◆ Task requirements ◆
Your task is to print each entry exactly as written.

§ §

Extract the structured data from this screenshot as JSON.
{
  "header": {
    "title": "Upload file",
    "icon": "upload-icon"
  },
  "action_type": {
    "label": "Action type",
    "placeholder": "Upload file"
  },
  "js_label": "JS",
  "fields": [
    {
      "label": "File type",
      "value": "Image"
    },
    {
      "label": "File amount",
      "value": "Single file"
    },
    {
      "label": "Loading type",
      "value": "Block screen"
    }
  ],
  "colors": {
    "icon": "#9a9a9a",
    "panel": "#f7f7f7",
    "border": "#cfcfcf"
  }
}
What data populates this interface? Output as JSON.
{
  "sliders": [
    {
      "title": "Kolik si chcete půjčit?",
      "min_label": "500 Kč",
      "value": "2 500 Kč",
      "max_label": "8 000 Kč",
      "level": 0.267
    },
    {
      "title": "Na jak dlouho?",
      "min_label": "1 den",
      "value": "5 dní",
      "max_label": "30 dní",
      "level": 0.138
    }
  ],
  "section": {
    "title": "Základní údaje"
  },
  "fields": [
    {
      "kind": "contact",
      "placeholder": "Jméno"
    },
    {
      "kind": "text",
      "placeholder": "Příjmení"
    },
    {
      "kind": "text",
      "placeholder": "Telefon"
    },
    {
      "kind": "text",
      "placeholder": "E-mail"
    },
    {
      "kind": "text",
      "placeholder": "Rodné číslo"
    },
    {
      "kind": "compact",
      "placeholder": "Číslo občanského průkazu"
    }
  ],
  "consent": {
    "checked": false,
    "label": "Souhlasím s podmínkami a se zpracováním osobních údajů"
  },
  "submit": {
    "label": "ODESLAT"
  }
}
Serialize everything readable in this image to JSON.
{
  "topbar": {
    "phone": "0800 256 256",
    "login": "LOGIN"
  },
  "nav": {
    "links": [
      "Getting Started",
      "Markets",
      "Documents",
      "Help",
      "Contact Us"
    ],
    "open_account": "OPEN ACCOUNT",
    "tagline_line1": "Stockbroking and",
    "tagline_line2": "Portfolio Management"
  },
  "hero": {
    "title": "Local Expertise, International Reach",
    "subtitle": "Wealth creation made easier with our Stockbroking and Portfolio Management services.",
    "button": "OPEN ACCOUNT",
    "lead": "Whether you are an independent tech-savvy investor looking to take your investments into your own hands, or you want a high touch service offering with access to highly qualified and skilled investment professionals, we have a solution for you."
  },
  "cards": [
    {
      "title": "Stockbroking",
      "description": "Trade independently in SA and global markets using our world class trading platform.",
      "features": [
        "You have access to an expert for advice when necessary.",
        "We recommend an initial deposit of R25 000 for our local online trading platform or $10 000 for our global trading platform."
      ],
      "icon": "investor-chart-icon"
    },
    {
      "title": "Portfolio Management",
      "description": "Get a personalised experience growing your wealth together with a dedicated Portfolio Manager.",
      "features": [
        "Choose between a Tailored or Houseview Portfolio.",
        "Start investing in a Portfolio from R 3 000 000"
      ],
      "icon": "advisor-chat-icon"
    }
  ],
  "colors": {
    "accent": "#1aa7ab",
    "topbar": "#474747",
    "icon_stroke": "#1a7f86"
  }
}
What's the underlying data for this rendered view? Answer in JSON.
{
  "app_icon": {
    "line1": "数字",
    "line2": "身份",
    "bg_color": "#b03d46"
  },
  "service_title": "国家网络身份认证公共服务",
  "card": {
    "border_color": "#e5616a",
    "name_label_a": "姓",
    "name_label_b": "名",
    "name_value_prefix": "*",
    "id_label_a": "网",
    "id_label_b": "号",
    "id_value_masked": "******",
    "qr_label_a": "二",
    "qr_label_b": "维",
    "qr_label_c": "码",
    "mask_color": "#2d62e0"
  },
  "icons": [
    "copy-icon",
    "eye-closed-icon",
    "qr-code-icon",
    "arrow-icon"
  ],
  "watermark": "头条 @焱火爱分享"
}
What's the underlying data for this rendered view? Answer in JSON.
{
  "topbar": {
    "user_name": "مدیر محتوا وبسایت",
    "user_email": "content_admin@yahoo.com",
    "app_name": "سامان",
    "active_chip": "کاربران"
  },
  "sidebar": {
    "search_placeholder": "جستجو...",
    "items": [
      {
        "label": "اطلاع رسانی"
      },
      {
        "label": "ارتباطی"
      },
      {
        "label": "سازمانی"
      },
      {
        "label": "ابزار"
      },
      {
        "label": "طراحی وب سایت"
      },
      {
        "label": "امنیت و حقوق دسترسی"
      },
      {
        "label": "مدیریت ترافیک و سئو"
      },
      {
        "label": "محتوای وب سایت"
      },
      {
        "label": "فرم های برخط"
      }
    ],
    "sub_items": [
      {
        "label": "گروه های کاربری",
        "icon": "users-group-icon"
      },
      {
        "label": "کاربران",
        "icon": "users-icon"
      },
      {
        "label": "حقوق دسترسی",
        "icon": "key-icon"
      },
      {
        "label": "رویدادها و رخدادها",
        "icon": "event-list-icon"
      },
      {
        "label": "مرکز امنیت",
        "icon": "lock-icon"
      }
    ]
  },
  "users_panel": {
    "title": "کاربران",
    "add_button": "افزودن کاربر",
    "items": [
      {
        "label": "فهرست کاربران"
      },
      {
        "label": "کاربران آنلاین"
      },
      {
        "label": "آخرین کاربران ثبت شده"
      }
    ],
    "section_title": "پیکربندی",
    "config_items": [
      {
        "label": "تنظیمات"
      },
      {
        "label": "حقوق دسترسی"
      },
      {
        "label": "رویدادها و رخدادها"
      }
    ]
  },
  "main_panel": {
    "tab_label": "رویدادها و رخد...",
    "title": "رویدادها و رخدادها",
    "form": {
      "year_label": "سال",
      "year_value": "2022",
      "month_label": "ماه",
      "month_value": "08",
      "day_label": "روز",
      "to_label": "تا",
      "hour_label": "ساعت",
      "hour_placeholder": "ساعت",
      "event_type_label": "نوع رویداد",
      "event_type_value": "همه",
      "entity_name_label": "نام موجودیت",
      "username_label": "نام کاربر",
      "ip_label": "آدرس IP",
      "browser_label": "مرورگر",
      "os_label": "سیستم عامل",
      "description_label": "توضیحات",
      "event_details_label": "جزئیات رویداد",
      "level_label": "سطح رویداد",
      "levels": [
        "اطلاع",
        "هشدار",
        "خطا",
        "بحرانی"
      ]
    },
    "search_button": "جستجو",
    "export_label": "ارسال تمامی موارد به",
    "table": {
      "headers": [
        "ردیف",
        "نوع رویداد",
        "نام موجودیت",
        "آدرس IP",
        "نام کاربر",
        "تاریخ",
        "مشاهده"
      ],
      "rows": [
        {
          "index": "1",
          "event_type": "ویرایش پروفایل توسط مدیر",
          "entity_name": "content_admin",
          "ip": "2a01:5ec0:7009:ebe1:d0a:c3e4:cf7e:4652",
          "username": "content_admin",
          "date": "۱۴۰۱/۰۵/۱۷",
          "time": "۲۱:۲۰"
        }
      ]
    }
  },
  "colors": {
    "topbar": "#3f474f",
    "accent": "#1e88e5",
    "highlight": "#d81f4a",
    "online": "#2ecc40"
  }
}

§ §

◆ Completed task ◆
Extract the structured data from this screenshot as JSON.
{
  "header": {
    "title": "Upload file",
    "icon": "upload-icon"
  },
  "action_type": {
    "label": "Action type",
    "placeholder": "Upload file"
  },
  "js_label": "JS",
  "fields": [
    {
      "label": "File type",
      "value": "Image"
    },
    {
      "label": "File amount",
      "value": "Single file"
    },
    {
      "label": "Loading type",
      "value": "Block screen"
    }
  ],
  "colors": {
    "icon": "#9a9a9a",
    "panel": "#f7f7f7",
    "border": "#cfcfcf"
  }
}
What data populates this interface? Output as JSON.
{
  "sliders": [
    {
      "title": "Kolik si chcete půjčit?",
      "min_label": "500 Kč",
      "value": "2 500 Kč",
      "max_label": "8 000 Kč",
      "level": 0.267
    },
    {
      "title": "Na jak dlouho?",
      "min_label": "1 den",
      "value": "5 dní",
      "max_label": "30 dní",
      "level": 0.138
    }
  ],
  "section": {
    "title": "Základní údaje"
  },
  "fields": [
    {
      "kind": "contact",
      "placeholder": "Jméno"
    },
    {
      "kind": "text",
      "placeholder": "Příjmení"
    },
    {
      "kind": "text",
      "placeholder": "Telefon"
    },
    {
      "kind": "text",
      "placeholder": "E-mail"
    },
    {
      "kind": "text",
      "placeholder": "Rodné číslo"
    },
    {
      "kind": "compact",
      "placeholder": "Číslo občanského průkazu"
    }
  ],
  "consent": {
    "checked": false,
    "label": "Souhlasím s podmínkami a se zpracováním osobních údajů"
  },
  "submit": {
    "label": "ODESLAT"
  }
}
Serialize everything readable in this image to JSON.
{
  "topbar": {
    "phone": "0800 256 256",
    "login": "LOGIN"
  },
  "nav": {
    "links": [
      "Getting Started",
      "Markets",
      "Documents",
      "Help",
      "Contact Us"
    ],
    "open_account": "OPEN ACCOUNT",
    "tagline_line1": "Stockbroking and",
    "tagline_line2": "Portfolio Management"
  },
  "hero": {
    "title": "Local Expertise, International Reach",
    "subtitle": "Wealth creation made easier with our Stockbroking and Portfolio Management services.",
    "button": "OPEN ACCOUNT",
    "lead": "Whether you are an independent tech-savvy investor looking to take your investments into your own hands, or you want a high touch service offering with access to highly qualified and skilled investment professionals, we have a solution for you."
  },
  "cards": [
    {
      "title": "Stockbroking",
      "description": "Trade independently in SA and global markets using our world class trading platform.",
      "features": [
        "You have access to an expert for advice when necessary.",
        "We recommend an initial deposit of R25 000 for our local online trading platform or $10 000 for our global trading platform."
      ],
      "icon": "investor-chart-icon"
    },
    {
      "title": "Portfolio Management",
      "description": "Get a personalised experience growing your wealth together with a dedicated Portfolio Manager.",
      "features": [
        "Choose between a Tailored or Houseview Portfolio.",
        "Start investing in a Portfolio from R 3 000 000"
      ],
      "icon": "advisor-chat-icon"
    }
  ],
  "colors": {
    "accent": "#1aa7ab",
    "topbar": "#474747",
    "icon_stroke": "#1a7f86"
  }
}
What's the underlying data for this rendered view? Answer in JSON.
{
  "app_icon": {
    "line1": "数字",
    "line2": "身份",
    "bg_color": "#b03d46"
  },
  "service_title": "国家网络身份认证公共服务",
  "card": {
    "border_color": "#e5616a",
    "name_label_a": "姓",
    "name_label_b": "名",
    "name_value_prefix": "*",
    "id_label_a": "网",
    "id_label_b": "号",
    "id_value_masked": "******",
    "qr_label_a": "二",
    "qr_label_b": "维",
    "qr_label_c": "码",
    "mask_color": "#2d62e0"
  },
  "icons": [
    "copy-icon",
    "eye-closed-icon",
    "qr-code-icon",
    "arrow-icon"
  ],
  "watermark": "头条 @焱火爱分享"
}
What's the underlying data for this rendered view? Answer in JSON.
{
  "topbar": {
    "user_name": "مدیر محتوا وبسایت",
    "user_email": "content_admin@yahoo.com",
    "app_name": "سامان",
    "active_chip": "کاربران"
  },
  "sidebar": {
    "search_placeholder": "جستجو...",
    "items": [
      {
        "label": "اطلاع رسانی"
      },
      {
        "label": "ارتباطی"
      },
      {
        "label": "سازمانی"
      },
      {
        "label": "ابزار"
      },
      {
        "label": "طراحی وب سایت"
      },
      {
        "label": "امنیت و حقوق دسترسی"
      },
      {
        "label": "مدیریت ترافیک و سئو"
      },
      {
        "label": "محتوای وب سایت"
      },
      {
        "label": "فرم های برخط"
      }
    ],
    "sub_items": [
      {
        "label": "گروه های کاربری",
        "icon": "users-group-icon"
      },
      {
        "label": "کاربران",
        "icon": "users-icon"
      },
      {
        "label": "حقوق دسترسی",
        "icon": "key-icon"
      },
      {
        "label": "رویدادها و رخدادها",
        "icon": "event-list-icon"
      },
      {
        "label": "مرکز امنیت",
        "icon": "lock-icon"
      }
    ]
  },
  "users_panel": {
    "title": "کاربران",
    "add_button": "افزودن کاربر",
    "items": [
      {
        "label": "فهرست کاربران"
      },
      {
        "label": "کاربران آنلاین"
      },
      {
        "label": "آخرین کاربران ثبت شده"
      }
    ],
    "section_title": "پیکربندی",
    "config_items": [
      {
        "label": "تنظیمات"
      },
      {
        "label": "حقوق دسترسی"
      },
      {
        "label": "رویدادها و رخدادها"
      }
    ]
  },
  "main_panel": {
    "tab_label": "رویدادها و رخد...",
    "title": "رویدادها و رخدادها",
    "form": {
      "year_label": "سال",
      "year_value": "2022",
      "month_label": "ماه",
      "month_value": "08",
      "day_label": "روز",
      "to_label": "تا",
      "hour_label": "ساعت",
      "hour_placeholder": "ساعت",
      "event_type_label": "نوع رویداد",
      "event_type_value": "همه",
      "entity_name_label": "نام موجودیت",
      "username_label": "نام کاربر",
      "ip_label": "آدرس IP",
      "browser_label": "مرورگر",
      "os_label": "سیستم عامل",
      "description_label": "توضیحات",
      "event_details_label": "جزئیات رویداد",
      "level_label": "سطح رویداد",
      "levels": [
        "اطلاع",
        "هشدار",
        "خطا",
        "بحرانی"
      ]
    },
    "search_button": "جستجو",
    "export_label": "ارسال تمامی موارد به",
    "table": {
      "headers": [
        "ردیف",
        "نوع رویداد",
        "نام موجودیت",
        "آدرس IP",
        "نام کاربر",
        "تاریخ",
        "مشاهده"
      ],
      "rows": [
        {
          "index": "1",
          "event_type": "ویرایش پروفایل توسط مدیر",
          "entity_name": "content_admin",
          "ip": "2a01:5ec0:7009:ebe1:d0a:c3e4:cf7e:4652",
          "username": "content_admin",
          "date": "۱۴۰۱/۰۵/۱۷",
          "time": "۲۱:۲۰"
        }
      ]
    }
  },
  "colors": {
    "topbar": "#3f474f",
    "accent": "#1e88e5",
    "highlight": "#d81f4a",
    "online": "#2ecc40"
  }
}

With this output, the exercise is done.